PAID ENDORSEMENT DISCLOSURE: In order for us to support our website activities, we may receive monetary compensation or other types of remuneration for our endorsement, recommendation, testimonial and/or link to any products or services from this website.

DISCLAIMER: Information on DIY Natural™ is not reviewed or endorsed by the FDA and is NOT intended to be substituted for the advice of your health care professional. If you rely solely upon this advice you do so at your own risk. Read full Disclaimer & Disclosure statements here.


  1. Also what works well for diamond rings is to hold the ring WITH TONGS under the steamer on the milk frother on your espresso machine.

  2. Sounds like a win win to me! Clean and sparkley, and disinfected too! Will try this tonight. Thanks!

  3. I’m curious about cleaning gold and silver together, and whether a slightly different formula is needed with one or the other. Commercial products separate between the two.

  4. Perfect timing! I have an old ultrasonic cleaner that just doesn’t cut it and was looking for something to try. Thanks!

  5. I have a great jewelry polish that is super simple. Take a small piece of aluminum foil, about 1″ square, and put it in the bottom of a coffee cup. Add about a T of baking soda. Pour boiling water over it and dunk your jewelry. You can drop it in and swirl it around, or you can just dunk it a few times and it cleans any tarnish off in seconds. I like to put a twist tie or string on the jewelry and then just dunk it. When I pull it out, sometimes there are some little dark spots. I just rub them out with my finger. This works well on tarnished silver dishes or tableware as well.

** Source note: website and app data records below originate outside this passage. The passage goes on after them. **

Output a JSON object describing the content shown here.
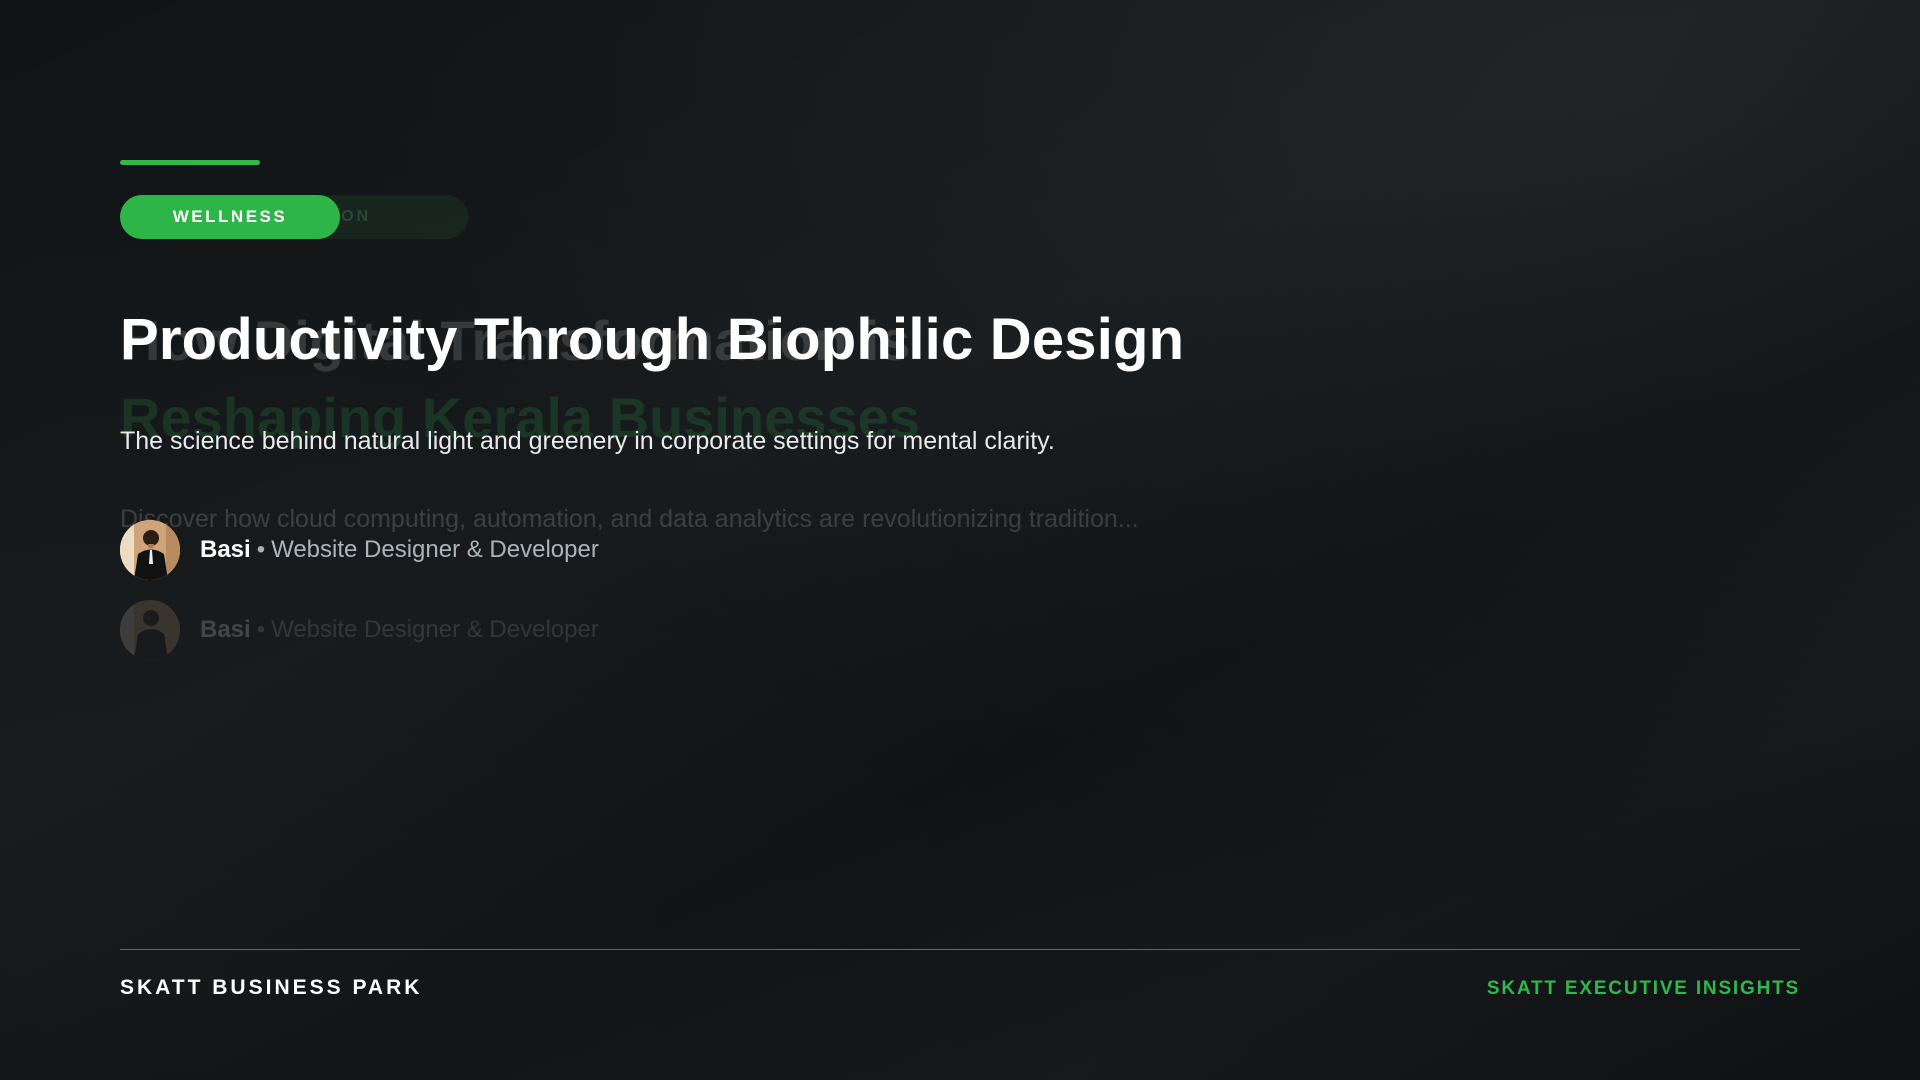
{
  "colors": {
    "accent": "#2fb84b",
    "background": "#111416",
    "text_primary": "#ffffff",
    "text_secondary": "#aab4bb"
  },
  "tags": {
    "active_label": "WELLNESS",
    "next_label_partial": "RMATION"
  },
  "ghost": {
    "title": "How Digital Transformation is",
    "subtitle": "Reshaping Kerala Businesses",
    "description": "Discover how cloud computing, automation, and data analytics are revolutionizing tradition...",
    "author_name": "Basi",
    "author_role": "Website Designer & Developer"
  },
  "article": {
    "title": "Productivity Through Biophilic Design",
    "description": "The science behind natural light and greenery in corporate settings for mental clarity.",
    "author_name": "Basi",
    "author_separator": "•",
    "author_role": "Website Designer & Developer",
    "avatar_icon": "author-avatar"
  },
  "footer": {
    "brand": "SKATT BUSINESS PARK",
    "series": "SKATT EXECUTIVE INSIGHTS"
  }
}
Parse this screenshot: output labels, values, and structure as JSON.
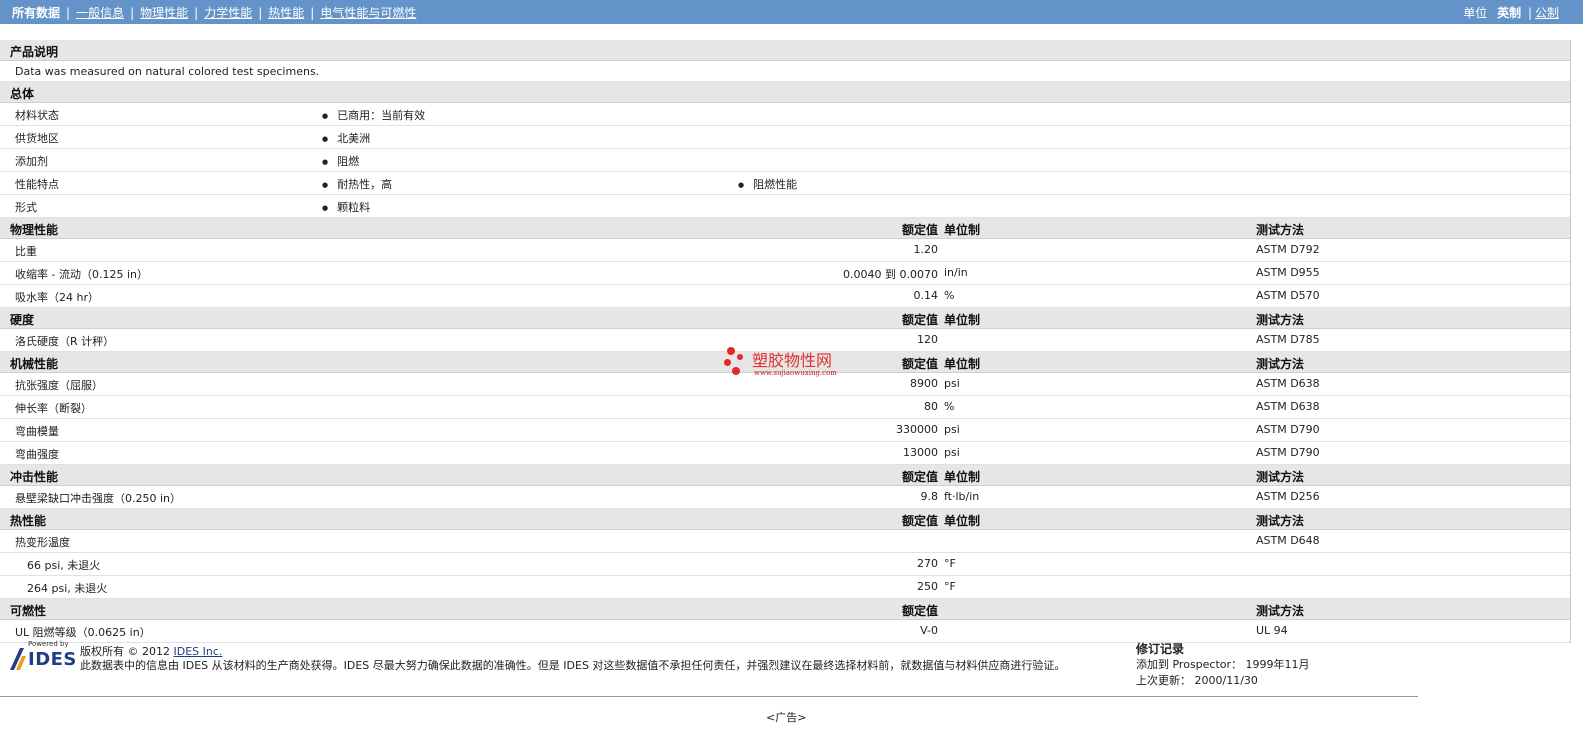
{
  "nav": {
    "items": [
      "所有数据",
      "一般信息",
      "物理性能",
      "力学性能",
      "热性能",
      "电气性能与可燃性"
    ],
    "units_label": "单位",
    "unit_imperial": "英制",
    "unit_metric": "公制"
  },
  "product_note": {
    "title": "产品说明",
    "text": "Data was measured on natural colored test specimens."
  },
  "general": {
    "title": "总体",
    "rows": [
      {
        "label": "材料状态",
        "b1": "已商用：当前有效",
        "b2": ""
      },
      {
        "label": "供货地区",
        "b1": "北美洲",
        "b2": ""
      },
      {
        "label": "添加剂",
        "b1": "阻燃",
        "b2": ""
      },
      {
        "label": "性能特点",
        "b1": "耐热性，高",
        "b2": "阻燃性能"
      },
      {
        "label": "形式",
        "b1": "颗粒料",
        "b2": ""
      }
    ]
  },
  "col_headers": {
    "value": "额定值",
    "unit": "单位制",
    "method": "测试方法"
  },
  "physical": {
    "title": "物理性能",
    "rows": [
      {
        "label": "比重",
        "value": "1.20",
        "unit": "",
        "method": "ASTM D792"
      },
      {
        "label": "收缩率 - 流动（0.125 in）",
        "value": "0.0040 到  0.0070",
        "unit": "in/in",
        "method": "ASTM D955"
      },
      {
        "label": "吸水率（24 hr）",
        "value": "0.14",
        "unit": "%",
        "method": "ASTM D570"
      }
    ]
  },
  "hardness": {
    "title": "硬度",
    "rows": [
      {
        "label": "洛氏硬度（R 计秤）",
        "value": "120",
        "unit": "",
        "method": "ASTM D785"
      }
    ]
  },
  "mechanical": {
    "title": "机械性能",
    "rows": [
      {
        "label": "抗张强度（屈服）",
        "value": "8900",
        "unit": "psi",
        "method": "ASTM D638"
      },
      {
        "label": "伸长率（断裂）",
        "value": "80",
        "unit": "%",
        "method": "ASTM D638"
      },
      {
        "label": "弯曲模量",
        "value": "330000",
        "unit": "psi",
        "method": "ASTM D790"
      },
      {
        "label": "弯曲强度",
        "value": "13000",
        "unit": "psi",
        "method": "ASTM D790"
      }
    ]
  },
  "impact": {
    "title": "冲击性能",
    "rows": [
      {
        "label": "悬壁梁缺口冲击强度（0.250 in）",
        "value": "9.8",
        "unit": "ft·lb/in",
        "method": "ASTM D256"
      }
    ]
  },
  "thermal": {
    "title": "热性能",
    "rows": [
      {
        "label": "热变形温度",
        "value": "",
        "unit": "",
        "method": "ASTM D648"
      },
      {
        "label": "66 psi, 未退火",
        "value": "270",
        "unit": "°F",
        "method": ""
      },
      {
        "label": "264 psi, 未退火",
        "value": "250",
        "unit": "°F",
        "method": ""
      }
    ]
  },
  "flammability": {
    "title": "可燃性",
    "rows": [
      {
        "label": "UL 阻燃等级（0.0625 in）",
        "value": "V-0",
        "unit": "",
        "method": "UL 94"
      }
    ]
  },
  "watermark": {
    "title": "塑胶物性网",
    "url": "www.sujiaowuxing.com"
  },
  "footer": {
    "logo_powered": "Powered by",
    "logo_name": "IDES",
    "copyright": "版权所有 © 2012 ",
    "copyright_link": "IDES Inc.",
    "disclaimer": "此数据表中的信息由 IDES 从该材料的生产商处获得。IDES 尽最大努力确保此数据的准确性。但是 IDES 对这些数据值不承担任何责任，并强烈建议在最终选择材料前，就数据值与材料供应商进行验证。",
    "rev_title": "修订记录",
    "rev_added": "添加到 Prospector： 1999年11月",
    "rev_updated": "上次更新： 2000/11/30"
  },
  "ad_label": "<广告>"
}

  6. So since I’m on a budget I can omit the tea tree oil? Would you recommend anything that coukd be used in its place or woukd this still work fine

    • I think it would be fine to leave out the tea tree oil. It adds some extra cleaning power, but you’ll be able to get the grime off with just vinegar or witch hazel.